against .48% for SBI. Similarly, return on asset for most of the PSB is around 3.3% as against 0.4% by SBI.
The Parliamentary Standing Committee on finance has suggested that NPA need to be segregated for resolution and the balance sheet of PSB need to be sanitized. The Finance Minister has accordingly suggested constitution of a national asset resolution company to which Rs. 2 lakh crores stress assets are to transferred to it. However, it is not clear how many cents to the dollar will accrue to the Government out of the stress assets. In a recent case, involving Video conference, which was subject to IBC process. Only 5% recovery is expected.

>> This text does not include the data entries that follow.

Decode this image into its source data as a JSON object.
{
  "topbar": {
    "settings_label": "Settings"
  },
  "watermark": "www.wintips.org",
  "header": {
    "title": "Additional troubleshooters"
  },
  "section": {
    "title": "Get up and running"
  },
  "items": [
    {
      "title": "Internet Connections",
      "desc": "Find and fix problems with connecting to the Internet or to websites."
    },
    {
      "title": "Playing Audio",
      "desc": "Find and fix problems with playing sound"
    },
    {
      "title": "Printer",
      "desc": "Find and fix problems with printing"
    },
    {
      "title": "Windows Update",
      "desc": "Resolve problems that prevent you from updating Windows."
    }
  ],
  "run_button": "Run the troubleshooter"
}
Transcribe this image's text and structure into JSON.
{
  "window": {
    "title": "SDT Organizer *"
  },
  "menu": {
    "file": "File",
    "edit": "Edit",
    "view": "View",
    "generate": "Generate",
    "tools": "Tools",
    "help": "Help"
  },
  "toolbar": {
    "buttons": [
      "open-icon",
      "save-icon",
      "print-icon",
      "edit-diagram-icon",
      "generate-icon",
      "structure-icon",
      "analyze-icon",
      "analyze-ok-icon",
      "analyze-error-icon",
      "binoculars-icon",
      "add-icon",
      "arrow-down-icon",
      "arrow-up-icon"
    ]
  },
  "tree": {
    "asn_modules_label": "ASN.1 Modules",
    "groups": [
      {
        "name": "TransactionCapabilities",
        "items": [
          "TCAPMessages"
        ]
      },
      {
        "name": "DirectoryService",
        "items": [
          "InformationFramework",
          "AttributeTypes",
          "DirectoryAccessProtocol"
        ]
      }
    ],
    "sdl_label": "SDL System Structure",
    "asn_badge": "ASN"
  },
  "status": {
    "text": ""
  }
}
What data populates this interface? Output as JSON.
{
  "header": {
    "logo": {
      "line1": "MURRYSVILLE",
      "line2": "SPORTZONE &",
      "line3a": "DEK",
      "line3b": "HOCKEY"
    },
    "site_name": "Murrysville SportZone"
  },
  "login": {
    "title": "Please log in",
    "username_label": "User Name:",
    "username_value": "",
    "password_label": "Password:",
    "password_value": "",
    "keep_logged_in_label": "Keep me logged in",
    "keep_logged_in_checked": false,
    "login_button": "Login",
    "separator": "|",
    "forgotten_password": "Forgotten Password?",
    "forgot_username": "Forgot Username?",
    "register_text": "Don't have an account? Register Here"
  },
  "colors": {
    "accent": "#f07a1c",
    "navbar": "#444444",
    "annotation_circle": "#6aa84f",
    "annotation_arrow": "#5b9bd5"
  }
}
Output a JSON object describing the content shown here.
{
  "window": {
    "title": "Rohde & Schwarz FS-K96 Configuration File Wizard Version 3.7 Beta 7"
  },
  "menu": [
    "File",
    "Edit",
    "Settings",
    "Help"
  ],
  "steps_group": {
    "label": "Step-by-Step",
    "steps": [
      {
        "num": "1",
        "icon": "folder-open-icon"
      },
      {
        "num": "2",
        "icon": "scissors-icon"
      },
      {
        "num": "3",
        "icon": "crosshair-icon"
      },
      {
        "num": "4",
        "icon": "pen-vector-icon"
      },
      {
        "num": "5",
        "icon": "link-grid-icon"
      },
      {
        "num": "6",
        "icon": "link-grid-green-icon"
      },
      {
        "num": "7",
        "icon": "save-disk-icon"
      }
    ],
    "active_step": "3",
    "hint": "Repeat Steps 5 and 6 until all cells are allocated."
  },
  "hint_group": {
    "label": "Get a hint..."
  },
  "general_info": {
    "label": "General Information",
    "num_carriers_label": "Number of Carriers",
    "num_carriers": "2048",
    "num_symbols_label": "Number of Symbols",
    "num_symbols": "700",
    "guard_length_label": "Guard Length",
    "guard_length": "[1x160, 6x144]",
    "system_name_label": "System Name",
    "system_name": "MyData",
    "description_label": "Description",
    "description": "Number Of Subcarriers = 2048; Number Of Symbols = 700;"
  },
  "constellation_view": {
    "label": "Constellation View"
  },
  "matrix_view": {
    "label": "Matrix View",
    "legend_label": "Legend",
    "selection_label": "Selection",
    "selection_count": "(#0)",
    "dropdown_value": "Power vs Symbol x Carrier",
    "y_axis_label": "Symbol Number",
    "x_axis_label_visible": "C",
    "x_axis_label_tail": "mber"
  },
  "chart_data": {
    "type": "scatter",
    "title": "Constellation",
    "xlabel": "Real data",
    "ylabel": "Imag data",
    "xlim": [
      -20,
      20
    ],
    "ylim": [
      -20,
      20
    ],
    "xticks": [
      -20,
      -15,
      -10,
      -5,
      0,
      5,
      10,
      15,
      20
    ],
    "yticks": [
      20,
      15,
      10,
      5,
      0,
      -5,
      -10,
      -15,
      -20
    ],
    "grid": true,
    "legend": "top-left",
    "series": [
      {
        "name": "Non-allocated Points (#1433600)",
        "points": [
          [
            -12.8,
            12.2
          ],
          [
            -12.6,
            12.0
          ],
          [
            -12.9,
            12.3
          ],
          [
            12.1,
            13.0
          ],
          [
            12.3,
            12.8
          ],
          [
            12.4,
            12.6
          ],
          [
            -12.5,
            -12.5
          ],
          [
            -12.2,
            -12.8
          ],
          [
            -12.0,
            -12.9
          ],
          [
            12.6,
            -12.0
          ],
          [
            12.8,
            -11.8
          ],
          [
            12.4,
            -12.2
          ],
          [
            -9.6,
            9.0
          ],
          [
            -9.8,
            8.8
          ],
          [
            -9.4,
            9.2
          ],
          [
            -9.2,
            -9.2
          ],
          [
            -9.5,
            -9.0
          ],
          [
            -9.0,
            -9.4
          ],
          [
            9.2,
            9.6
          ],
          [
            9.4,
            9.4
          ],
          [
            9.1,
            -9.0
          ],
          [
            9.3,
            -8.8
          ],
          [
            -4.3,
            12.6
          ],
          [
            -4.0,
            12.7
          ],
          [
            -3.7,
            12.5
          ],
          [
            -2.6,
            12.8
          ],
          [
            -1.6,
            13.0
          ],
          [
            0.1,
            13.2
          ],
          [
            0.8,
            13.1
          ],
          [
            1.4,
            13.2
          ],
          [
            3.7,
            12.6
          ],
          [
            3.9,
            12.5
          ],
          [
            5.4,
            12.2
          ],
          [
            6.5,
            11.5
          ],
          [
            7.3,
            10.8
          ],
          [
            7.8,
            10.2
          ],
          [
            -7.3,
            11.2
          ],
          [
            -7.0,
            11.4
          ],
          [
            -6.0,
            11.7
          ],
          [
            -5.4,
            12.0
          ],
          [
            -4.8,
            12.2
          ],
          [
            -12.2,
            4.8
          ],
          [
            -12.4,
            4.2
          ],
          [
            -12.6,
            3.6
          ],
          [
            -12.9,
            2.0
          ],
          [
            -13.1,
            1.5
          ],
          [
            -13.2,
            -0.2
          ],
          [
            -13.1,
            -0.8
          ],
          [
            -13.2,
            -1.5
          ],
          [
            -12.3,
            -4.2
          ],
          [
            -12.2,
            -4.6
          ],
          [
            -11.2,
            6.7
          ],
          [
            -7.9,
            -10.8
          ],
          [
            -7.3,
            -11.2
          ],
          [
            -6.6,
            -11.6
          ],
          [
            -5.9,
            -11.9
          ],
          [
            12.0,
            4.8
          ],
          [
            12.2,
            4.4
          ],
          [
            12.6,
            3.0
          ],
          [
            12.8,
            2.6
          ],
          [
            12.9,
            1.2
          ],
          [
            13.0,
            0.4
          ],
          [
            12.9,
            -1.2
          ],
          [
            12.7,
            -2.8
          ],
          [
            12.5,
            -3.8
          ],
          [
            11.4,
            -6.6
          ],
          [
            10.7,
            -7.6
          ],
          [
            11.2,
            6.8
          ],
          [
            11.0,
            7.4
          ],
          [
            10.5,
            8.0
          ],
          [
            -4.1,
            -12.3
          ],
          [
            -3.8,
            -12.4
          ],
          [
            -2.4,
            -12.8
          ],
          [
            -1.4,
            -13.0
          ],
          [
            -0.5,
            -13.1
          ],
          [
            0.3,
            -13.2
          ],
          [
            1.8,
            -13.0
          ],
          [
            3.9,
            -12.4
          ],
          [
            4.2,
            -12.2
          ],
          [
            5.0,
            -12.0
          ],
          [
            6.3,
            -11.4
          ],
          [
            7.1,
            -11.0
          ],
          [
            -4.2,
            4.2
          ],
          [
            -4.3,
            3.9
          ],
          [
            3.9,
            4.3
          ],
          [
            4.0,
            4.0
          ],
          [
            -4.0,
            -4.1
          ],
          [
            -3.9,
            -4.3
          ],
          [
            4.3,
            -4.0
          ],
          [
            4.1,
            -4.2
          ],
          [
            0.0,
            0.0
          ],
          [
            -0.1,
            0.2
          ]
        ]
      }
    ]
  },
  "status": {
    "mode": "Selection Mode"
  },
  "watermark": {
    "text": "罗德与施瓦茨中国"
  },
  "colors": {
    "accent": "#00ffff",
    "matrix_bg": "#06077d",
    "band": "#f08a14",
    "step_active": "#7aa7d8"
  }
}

It would be clear that neither constitution of Big Banks through merger as suggested by the Finance Minister or piecemeal privatization of PSBs are not the way forward for proper financial intermediation of India’s economy. For India to be part of flourishing global economy an investment of around $300 billion per year would be required. The Government has been promoting the idea of PPP with a fund sharing of 50:50. However, the past experience has revealed that after the initial success in the high way sector most of the PPPs run into financial difficulties. In fact, 80% of the NPAs are in the infrastructure sector. The Kelkar Committee had suggested a slew of measures to make the PPP experiment and its funding viable by suggesting appropriate change and flexibility in the contractual terms. Sadly, the Government is yet to act upon it. Banking being the lubricant for a vibrant economy must be independent of political influence, be professionally administered and made accountable. The time for privatization of PSBs rather than bundling them as Big Banks has come .